“We believe that every property owner should be assigned at least the base fee so that we are recognizing we’re all in this as a community,” Purinton said.
Landowners will also pay for the town’s impervious surfaces, including roads, buildings and parking lots through property taxes. For the owner of a $275,000 home, the town fee will tack on an additional $18.73, totaling $71.12.
Purinton said many folks will see a dollar increase or decrease, but 135 property owners will see an increase of more than $500 a year.
One such resident is Murray Thompson. According to the database, Thompson could expect to pay nearly $550 more for stormwater on his four parcels of residential land.
Osborne said Thompson was one of about 30 homeowners who were statistical outliers in the ERU system. One of Thompson’s four lots has more than two acres of impervious surface, Osborne said, about 20 ERUs or a fee of about $1,050.
Noting the high cost, Osborne said his team moved these properties to the non-residential category to be directly assessed.
“All of a sudden, you have a huge stormwater fee,” Osborne said. “We initially took steps to address what appeared to be an inequity, but then when we saw the results of that … it was too much to charge those kind of properties.”
The committee eventually decided to cap properties like Thompson’s at 10 ERUs or about one acre, even if their impervious surface exceeded the number.
Appearing before the selectboard, Thompson said the current charge was a lot to ask of landowners but was more worried about the trajectory of future fees.
“We can almost plan that [the fee] is going to be three times that in a few years; it’s kind of open ended,” Thompson said. “There may not really be an end to it … Nobody is arguing the need, I was just seeing the handwriting on the wall.”
Osborne said the “runaway freight train” scenario is highly unlikely considering Colchester officials’ “fiscal restraint.” Board members encouraged Thompson to remain vocal at upcoming discussions.
Another high increase will be leveled at St. Michael’s College. The currently tax-exempt school will pay $29,306 under the new utility. A representative from the college was present during much of the development discussions, Osborne said.
Costco, a commercial property, would see a $3,039 increase. The site creates substantial stormwater runoff, Osborne said, but has previously paid a low fee because the warehouse is not highly valued in property assessments.
All non-residential land would be eligible for program and performance credits based on water quality and channel protection. Reductions aren’t available for single-family residential properties.
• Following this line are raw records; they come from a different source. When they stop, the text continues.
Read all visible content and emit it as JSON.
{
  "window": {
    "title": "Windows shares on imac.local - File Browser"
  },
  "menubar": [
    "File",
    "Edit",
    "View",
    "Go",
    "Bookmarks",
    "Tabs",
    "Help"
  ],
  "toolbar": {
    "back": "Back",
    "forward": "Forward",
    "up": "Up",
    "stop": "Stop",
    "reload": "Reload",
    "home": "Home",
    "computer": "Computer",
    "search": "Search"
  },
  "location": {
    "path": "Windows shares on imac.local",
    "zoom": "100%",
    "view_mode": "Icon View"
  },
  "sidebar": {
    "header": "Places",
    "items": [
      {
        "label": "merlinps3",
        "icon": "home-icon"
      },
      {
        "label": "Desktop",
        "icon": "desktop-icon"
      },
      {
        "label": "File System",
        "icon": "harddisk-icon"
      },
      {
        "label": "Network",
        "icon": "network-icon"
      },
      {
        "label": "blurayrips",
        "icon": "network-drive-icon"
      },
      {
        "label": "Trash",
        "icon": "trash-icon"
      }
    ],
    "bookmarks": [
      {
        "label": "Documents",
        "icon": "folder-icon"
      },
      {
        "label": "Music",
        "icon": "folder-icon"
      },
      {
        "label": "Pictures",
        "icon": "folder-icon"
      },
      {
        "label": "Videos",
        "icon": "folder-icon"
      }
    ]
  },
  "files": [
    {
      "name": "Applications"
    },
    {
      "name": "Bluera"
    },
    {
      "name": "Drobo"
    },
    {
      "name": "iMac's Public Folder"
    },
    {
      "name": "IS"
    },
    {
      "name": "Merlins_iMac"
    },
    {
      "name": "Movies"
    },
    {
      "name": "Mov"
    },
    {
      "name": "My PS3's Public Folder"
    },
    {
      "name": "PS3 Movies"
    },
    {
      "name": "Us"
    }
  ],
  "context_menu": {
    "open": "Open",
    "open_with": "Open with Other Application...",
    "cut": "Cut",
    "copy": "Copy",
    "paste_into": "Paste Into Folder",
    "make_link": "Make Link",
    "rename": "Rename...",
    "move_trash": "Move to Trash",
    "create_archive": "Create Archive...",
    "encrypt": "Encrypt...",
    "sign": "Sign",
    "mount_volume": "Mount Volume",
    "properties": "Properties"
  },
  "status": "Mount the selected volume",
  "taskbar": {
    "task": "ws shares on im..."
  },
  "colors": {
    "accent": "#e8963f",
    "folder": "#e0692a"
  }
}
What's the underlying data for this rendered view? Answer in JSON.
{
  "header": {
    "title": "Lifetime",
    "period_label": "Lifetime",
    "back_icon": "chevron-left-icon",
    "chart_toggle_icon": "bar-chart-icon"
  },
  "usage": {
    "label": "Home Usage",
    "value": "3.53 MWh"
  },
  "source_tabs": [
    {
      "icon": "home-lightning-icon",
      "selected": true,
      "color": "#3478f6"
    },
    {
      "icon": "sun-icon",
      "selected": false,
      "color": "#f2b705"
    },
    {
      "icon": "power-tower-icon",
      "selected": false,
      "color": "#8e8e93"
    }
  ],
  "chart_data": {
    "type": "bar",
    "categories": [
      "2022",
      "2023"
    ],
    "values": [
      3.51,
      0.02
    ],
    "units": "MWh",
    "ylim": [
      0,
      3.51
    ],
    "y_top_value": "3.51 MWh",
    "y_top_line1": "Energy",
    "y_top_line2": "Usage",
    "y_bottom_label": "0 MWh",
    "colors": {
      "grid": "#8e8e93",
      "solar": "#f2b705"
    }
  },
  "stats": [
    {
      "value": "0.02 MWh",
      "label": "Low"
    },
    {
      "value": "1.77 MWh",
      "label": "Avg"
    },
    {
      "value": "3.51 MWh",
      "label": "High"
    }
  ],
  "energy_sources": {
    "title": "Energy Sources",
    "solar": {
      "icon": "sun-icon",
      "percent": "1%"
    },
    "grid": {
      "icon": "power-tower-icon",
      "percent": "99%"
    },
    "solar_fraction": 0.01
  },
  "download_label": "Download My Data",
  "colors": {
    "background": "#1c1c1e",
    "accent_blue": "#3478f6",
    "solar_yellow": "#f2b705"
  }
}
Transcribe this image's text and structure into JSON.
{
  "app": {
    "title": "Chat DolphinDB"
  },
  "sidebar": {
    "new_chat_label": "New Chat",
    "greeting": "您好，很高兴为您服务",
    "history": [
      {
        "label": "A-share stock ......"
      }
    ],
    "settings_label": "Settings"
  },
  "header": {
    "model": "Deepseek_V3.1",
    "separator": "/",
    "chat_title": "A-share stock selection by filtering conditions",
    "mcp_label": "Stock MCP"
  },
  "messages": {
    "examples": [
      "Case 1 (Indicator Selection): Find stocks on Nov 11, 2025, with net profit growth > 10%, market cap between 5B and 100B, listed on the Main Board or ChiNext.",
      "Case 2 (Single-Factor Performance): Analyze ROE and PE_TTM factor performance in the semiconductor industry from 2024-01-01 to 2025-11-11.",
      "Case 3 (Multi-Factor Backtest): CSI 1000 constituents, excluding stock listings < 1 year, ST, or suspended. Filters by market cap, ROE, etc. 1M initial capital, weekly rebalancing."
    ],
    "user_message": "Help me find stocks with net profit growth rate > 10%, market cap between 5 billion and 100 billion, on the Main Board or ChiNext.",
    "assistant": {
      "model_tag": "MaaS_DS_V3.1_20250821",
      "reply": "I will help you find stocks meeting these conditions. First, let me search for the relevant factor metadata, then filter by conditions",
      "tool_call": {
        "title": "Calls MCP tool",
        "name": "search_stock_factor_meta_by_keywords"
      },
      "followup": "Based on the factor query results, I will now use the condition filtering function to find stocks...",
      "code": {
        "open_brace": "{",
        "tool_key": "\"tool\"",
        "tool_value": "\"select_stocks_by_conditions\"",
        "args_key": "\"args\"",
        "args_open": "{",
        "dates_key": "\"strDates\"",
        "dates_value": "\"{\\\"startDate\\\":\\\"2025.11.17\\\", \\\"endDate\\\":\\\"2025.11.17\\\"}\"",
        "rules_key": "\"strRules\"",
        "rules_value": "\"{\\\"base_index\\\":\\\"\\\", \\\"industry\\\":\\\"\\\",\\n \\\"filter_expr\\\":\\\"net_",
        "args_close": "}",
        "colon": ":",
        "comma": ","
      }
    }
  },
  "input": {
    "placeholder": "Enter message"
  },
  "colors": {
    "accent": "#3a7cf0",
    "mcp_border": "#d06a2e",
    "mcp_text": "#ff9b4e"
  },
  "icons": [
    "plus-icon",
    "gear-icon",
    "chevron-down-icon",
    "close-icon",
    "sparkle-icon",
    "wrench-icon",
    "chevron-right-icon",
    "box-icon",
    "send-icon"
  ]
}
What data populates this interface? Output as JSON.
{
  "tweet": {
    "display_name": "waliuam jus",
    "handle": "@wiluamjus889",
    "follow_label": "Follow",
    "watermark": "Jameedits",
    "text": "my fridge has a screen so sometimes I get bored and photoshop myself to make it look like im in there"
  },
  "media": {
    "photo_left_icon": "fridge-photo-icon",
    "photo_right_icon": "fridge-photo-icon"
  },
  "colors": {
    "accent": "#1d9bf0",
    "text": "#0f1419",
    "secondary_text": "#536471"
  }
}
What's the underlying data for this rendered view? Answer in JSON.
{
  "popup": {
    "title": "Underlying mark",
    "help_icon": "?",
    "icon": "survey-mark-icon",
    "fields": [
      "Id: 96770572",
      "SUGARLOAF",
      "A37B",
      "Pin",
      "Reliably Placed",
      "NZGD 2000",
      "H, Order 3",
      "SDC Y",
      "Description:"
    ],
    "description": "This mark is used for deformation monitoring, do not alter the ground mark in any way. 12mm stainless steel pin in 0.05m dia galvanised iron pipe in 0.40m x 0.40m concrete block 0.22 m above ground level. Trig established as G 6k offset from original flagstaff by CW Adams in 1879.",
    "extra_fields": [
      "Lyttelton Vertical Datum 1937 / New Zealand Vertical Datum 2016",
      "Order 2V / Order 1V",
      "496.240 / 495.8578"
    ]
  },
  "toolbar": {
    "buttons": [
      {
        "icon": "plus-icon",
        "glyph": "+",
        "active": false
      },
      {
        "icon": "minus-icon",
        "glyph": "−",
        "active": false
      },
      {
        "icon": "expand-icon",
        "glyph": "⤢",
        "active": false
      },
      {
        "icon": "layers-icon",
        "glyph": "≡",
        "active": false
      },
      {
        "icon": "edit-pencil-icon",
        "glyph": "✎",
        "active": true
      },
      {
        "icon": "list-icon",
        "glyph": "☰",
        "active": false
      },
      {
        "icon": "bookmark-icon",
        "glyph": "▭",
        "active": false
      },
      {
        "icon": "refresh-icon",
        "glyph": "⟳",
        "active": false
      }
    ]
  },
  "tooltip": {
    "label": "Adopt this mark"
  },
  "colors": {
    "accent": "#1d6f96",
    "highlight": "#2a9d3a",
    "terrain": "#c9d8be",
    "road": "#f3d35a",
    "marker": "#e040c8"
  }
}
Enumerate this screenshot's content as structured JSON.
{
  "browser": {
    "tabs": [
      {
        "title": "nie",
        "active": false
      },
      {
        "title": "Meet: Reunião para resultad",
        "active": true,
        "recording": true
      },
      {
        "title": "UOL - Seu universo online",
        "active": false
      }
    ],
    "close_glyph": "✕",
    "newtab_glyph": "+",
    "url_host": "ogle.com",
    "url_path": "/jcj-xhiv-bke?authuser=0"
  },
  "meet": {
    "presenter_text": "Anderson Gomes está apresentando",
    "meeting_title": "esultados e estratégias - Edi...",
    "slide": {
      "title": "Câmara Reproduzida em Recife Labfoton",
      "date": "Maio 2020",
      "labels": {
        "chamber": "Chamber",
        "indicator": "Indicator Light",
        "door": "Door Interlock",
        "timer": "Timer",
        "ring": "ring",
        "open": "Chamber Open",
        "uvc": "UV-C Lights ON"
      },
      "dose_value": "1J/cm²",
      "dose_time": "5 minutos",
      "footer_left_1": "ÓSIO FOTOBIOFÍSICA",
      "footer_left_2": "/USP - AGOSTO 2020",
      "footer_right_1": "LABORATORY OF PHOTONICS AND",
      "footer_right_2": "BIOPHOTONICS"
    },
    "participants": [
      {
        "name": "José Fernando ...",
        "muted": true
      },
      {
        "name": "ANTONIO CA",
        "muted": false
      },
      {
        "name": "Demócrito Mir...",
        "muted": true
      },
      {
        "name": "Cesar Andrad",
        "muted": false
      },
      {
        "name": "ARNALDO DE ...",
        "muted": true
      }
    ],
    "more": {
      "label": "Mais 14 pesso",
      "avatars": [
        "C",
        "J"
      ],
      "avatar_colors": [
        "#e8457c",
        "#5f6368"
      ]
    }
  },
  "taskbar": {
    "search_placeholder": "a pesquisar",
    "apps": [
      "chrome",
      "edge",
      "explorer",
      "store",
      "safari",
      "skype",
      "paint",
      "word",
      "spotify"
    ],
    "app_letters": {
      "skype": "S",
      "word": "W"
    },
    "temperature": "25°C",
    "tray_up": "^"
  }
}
The selectboard will hold public hearings on the proposed utility on April 25 and May 23. The board is expected to vote on the measure following the May 23 meeting. If approved, the utility would officially begin operation on July 1.
The town’s searchable database can be found at http://bit.ly/2oyduHS.